The novel's heroine, Catherine Morland, is "in training to be a heroine" thanks to her fangirl obsession with novels like Ann Radcliffe’s Mysteries of Udolpho, one of the first true pieces of gothic fiction. Mostly, however, all these books have done is make her convinced that death and danger is around every turn.
A Long Fatal Love Chase
Everyone knows Louisa May Alcott best for Little Women, an undisputed literary classic, but for the author herself, she preferred to write thrilling adventure tales that often delved into some seriously demented territory!
Written two years before the publication of Little Women but not published until 1995, A Long Fatal Love Chase is a frenzy of a novel, centered on a naive woman who marries a man who may or may not literally be the devil, then spends years of her life on the run from him as he stalks her across the globe. If you thought Little Women needed some more blood and thunder then check out this hidden gem in Alcott's back-catalog.
House of Leaves
Few titles embody the term “cult book” as thoroughly as Mark Z. Danielewski’s experimental horror satire House of Leaves. Written in a variety of changing formats, styles, and even font colors, it's hard to fully convey just how engrossing and hugely unnerving the book is without spoiling anything.
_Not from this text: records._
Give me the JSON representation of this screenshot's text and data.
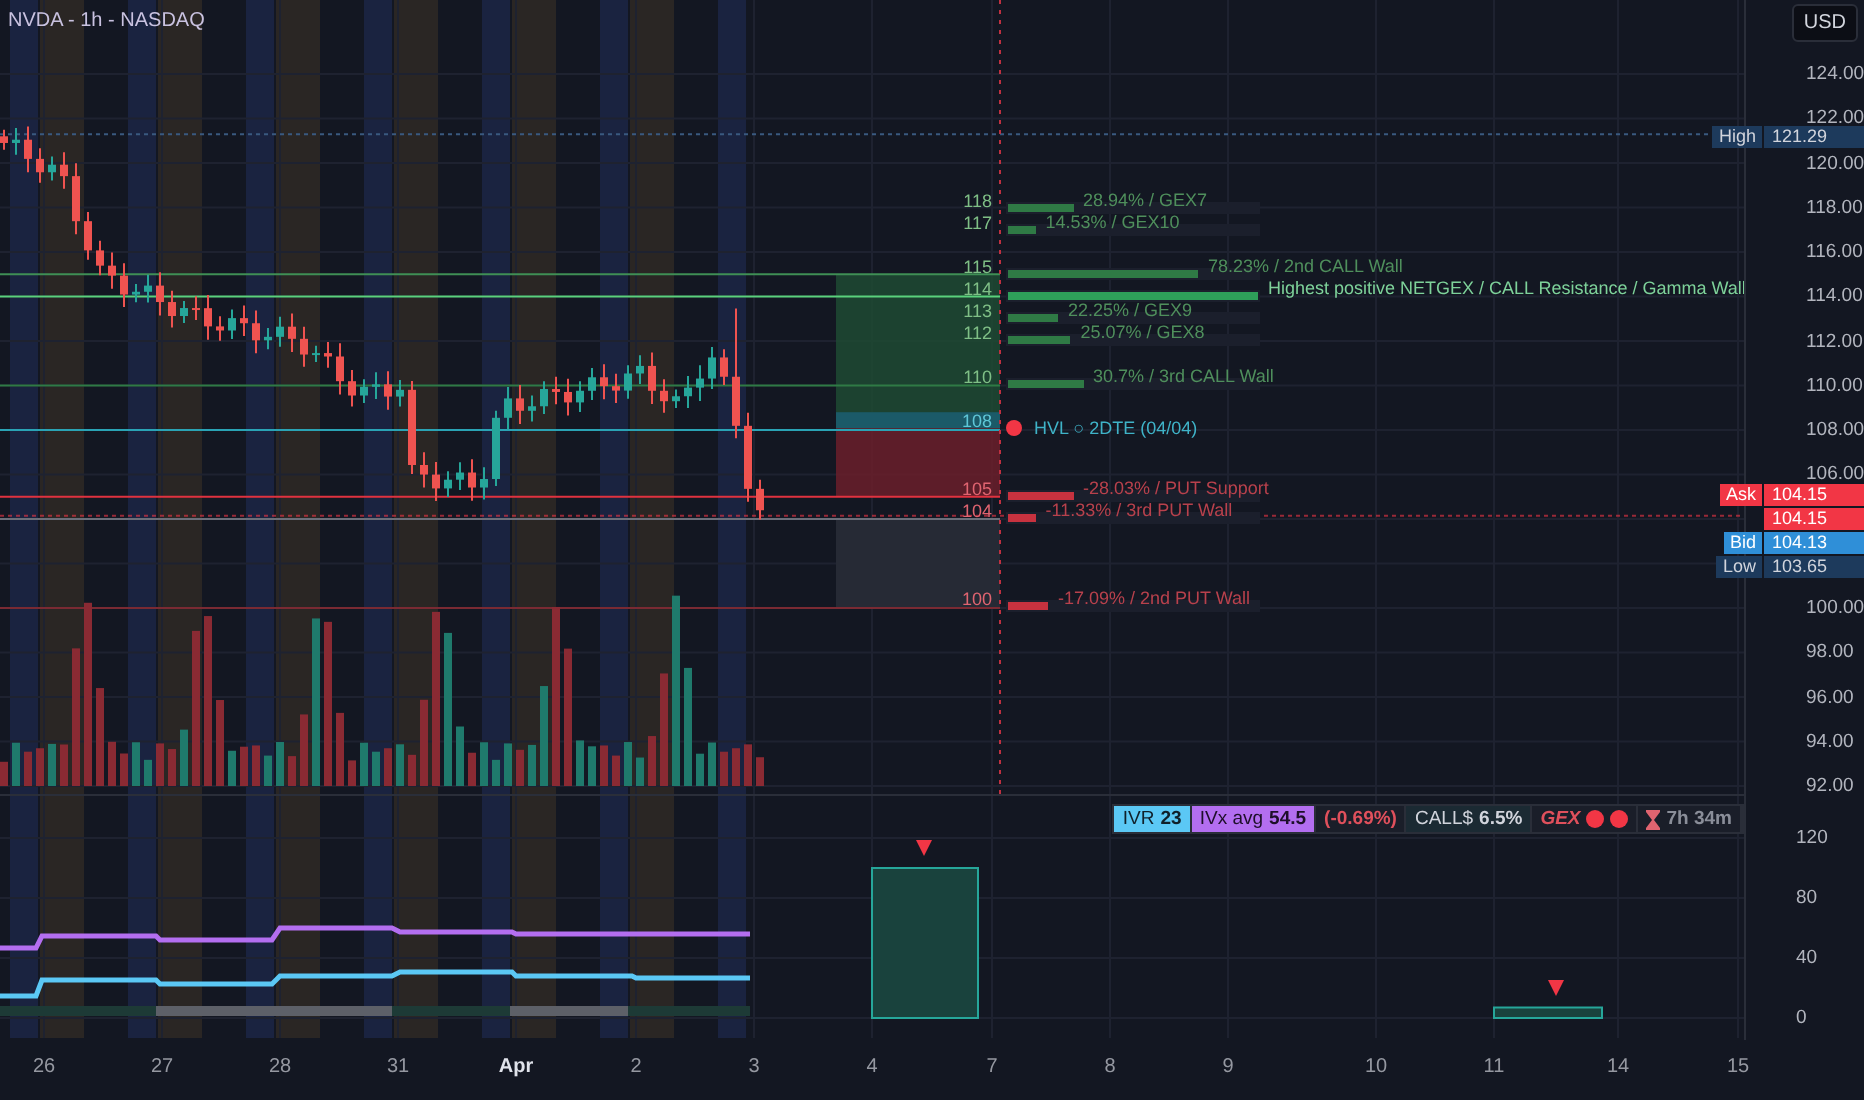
{
  "symbol_title": "NVDA - 1h - NASDAQ",
  "currency_button": "USD",
  "price_axis": {
    "ticks": [
      "124.00",
      "122.00",
      "120.00",
      "118.00",
      "116.00",
      "114.00",
      "112.00",
      "110.00",
      "108.00",
      "106.00",
      "100.00",
      "98.00",
      "96.00",
      "94.00",
      "92.00"
    ]
  },
  "price_tags": [
    {
      "kind": "high",
      "label": "High",
      "value": "121.29"
    },
    {
      "kind": "ask",
      "label": "Ask",
      "value": "104.15"
    },
    {
      "kind": "last",
      "value": "104.15"
    },
    {
      "kind": "bid",
      "label": "Bid",
      "value": "104.13"
    },
    {
      "kind": "low",
      "label": "Low",
      "value": "103.65"
    }
  ],
  "gex_levels": [
    {
      "strike": "118",
      "kind": "call",
      "level": 0.26,
      "label": "28.94% / GEX7"
    },
    {
      "strike": "117",
      "kind": "call",
      "level": 0.11,
      "label": "14.53% / GEX10"
    },
    {
      "strike": "115",
      "kind": "call",
      "level": 0.76,
      "label": "78.23% / 2nd CALL Wall"
    },
    {
      "strike": "114",
      "kind": "wall",
      "level": 1,
      "label": "Highest positive NETGEX / CALL Resistance / Gamma Wall"
    },
    {
      "strike": "113",
      "kind": "call",
      "level": 0.2,
      "label": "22.25% / GEX9"
    },
    {
      "strike": "112",
      "kind": "call",
      "level": 0.25,
      "label": "25.07% / GEX8"
    },
    {
      "strike": "110",
      "kind": "call",
      "level": 0.3,
      "label": "30.7% / 3rd CALL Wall"
    },
    {
      "strike": "108",
      "kind": "hvl",
      "label": "HVL ○ 2DTE (04/04)"
    },
    {
      "strike": "105",
      "kind": "put",
      "level": 0.26,
      "label": "-28.03% / PUT Support"
    },
    {
      "strike": "104",
      "kind": "put",
      "level": 0.11,
      "label": "-11.33% / 3rd PUT Wall"
    },
    {
      "strike": "100",
      "kind": "put",
      "level": 0.16,
      "label": "-17.09% / 2nd PUT Wall"
    }
  ],
  "info_strip": [
    {
      "kind": "ivr",
      "label": "IVR",
      "value": "23"
    },
    {
      "kind": "ivx",
      "label": "IVx avg",
      "value": "54.5"
    },
    {
      "kind": "change",
      "value": "(-0.69%)"
    },
    {
      "kind": "call",
      "label": "CALL$",
      "value": "6.5%"
    },
    {
      "kind": "gex",
      "label": "GEX"
    },
    {
      "kind": "timer",
      "value": "7h 34m"
    }
  ],
  "indicator_axis": {
    "ticks": [
      "120",
      "80",
      "40",
      "0"
    ]
  },
  "time_axis": [
    {
      "kind": "day",
      "label": "26"
    },
    {
      "kind": "day",
      "label": "27"
    },
    {
      "kind": "day",
      "label": "28"
    },
    {
      "kind": "day",
      "label": "31"
    },
    {
      "kind": "month",
      "label": "Apr"
    },
    {
      "kind": "day",
      "label": "2"
    },
    {
      "kind": "day",
      "label": "3"
    },
    {
      "kind": "day",
      "label": "4"
    },
    {
      "kind": "day",
      "label": "7"
    },
    {
      "kind": "day",
      "label": "8"
    },
    {
      "kind": "day",
      "label": "9"
    },
    {
      "kind": "day",
      "label": "10"
    },
    {
      "kind": "day",
      "label": "11"
    },
    {
      "kind": "day",
      "label": "14"
    },
    {
      "kind": "day",
      "label": "15"
    }
  ]
}
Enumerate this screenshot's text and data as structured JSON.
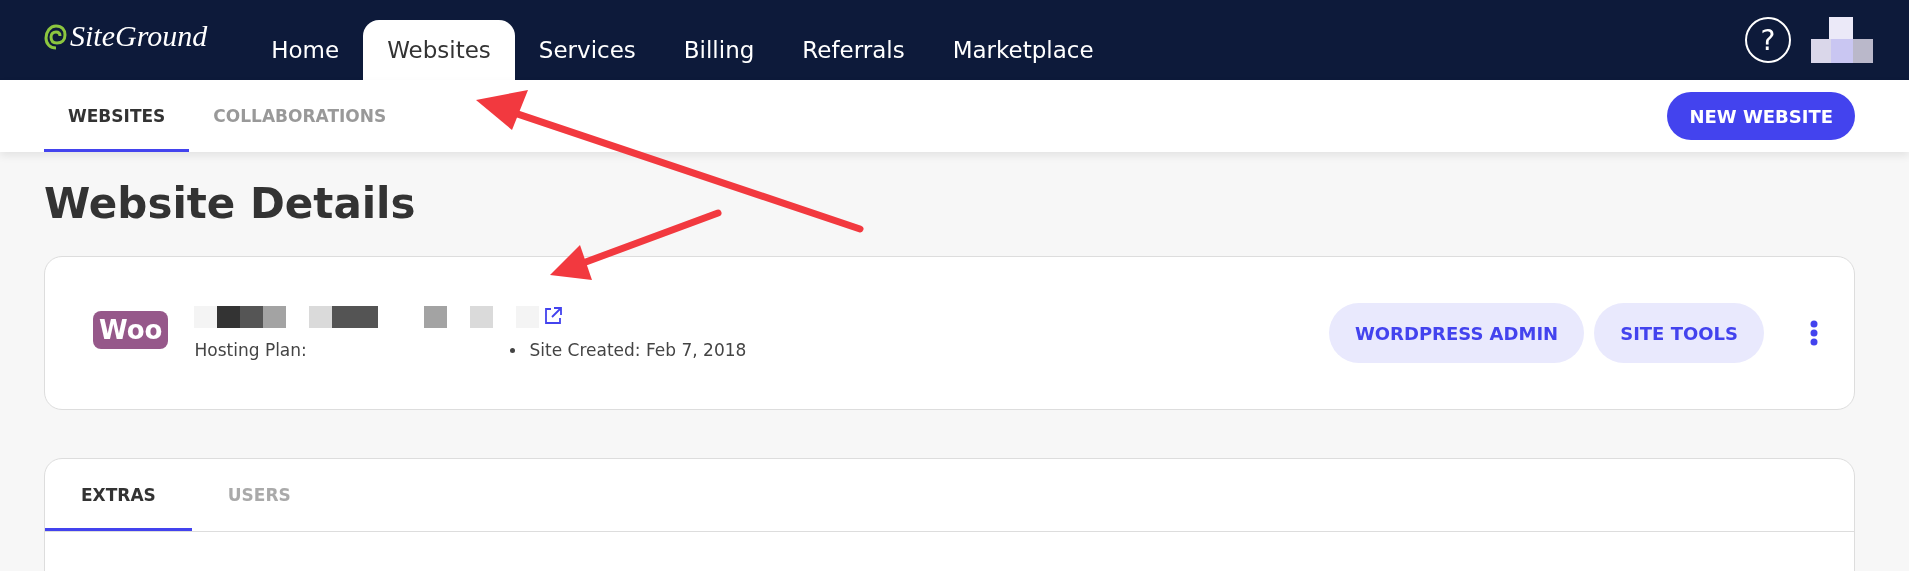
{
  "nav": {
    "logo": "SiteGround",
    "tabs": [
      {
        "label": "Home",
        "selected": false
      },
      {
        "label": "Websites",
        "selected": true
      },
      {
        "label": "Services",
        "selected": false
      },
      {
        "label": "Billing",
        "selected": false
      },
      {
        "label": "Referrals",
        "selected": false
      },
      {
        "label": "Marketplace",
        "selected": false
      }
    ],
    "help": "?"
  },
  "subnav": {
    "tabs": [
      {
        "label": "WEBSITES",
        "selected": true
      },
      {
        "label": "COLLABORATIONS",
        "selected": false
      }
    ],
    "new_button": "NEW WEBSITE"
  },
  "title": "Website Details",
  "website": {
    "logo": "Woo",
    "hosting_plan_label": "Hosting Plan:",
    "created": "Site Created: Feb 7, 2018",
    "actions": [
      "WORDPRESS ADMIN",
      "SITE TOOLS"
    ]
  },
  "detail_tabs": [
    {
      "label": "EXTRAS",
      "selected": true
    },
    {
      "label": "USERS",
      "selected": false
    }
  ]
}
To describe the bare bones of its plot—a family live in a house which is impossibly larger on the inside than the outside—barely scratches the surface of its claustrophobic power. Truly, it should be read to be believed. With House of Leaves, Danielewski helped to shake the dust off the gothic genre for a new generation.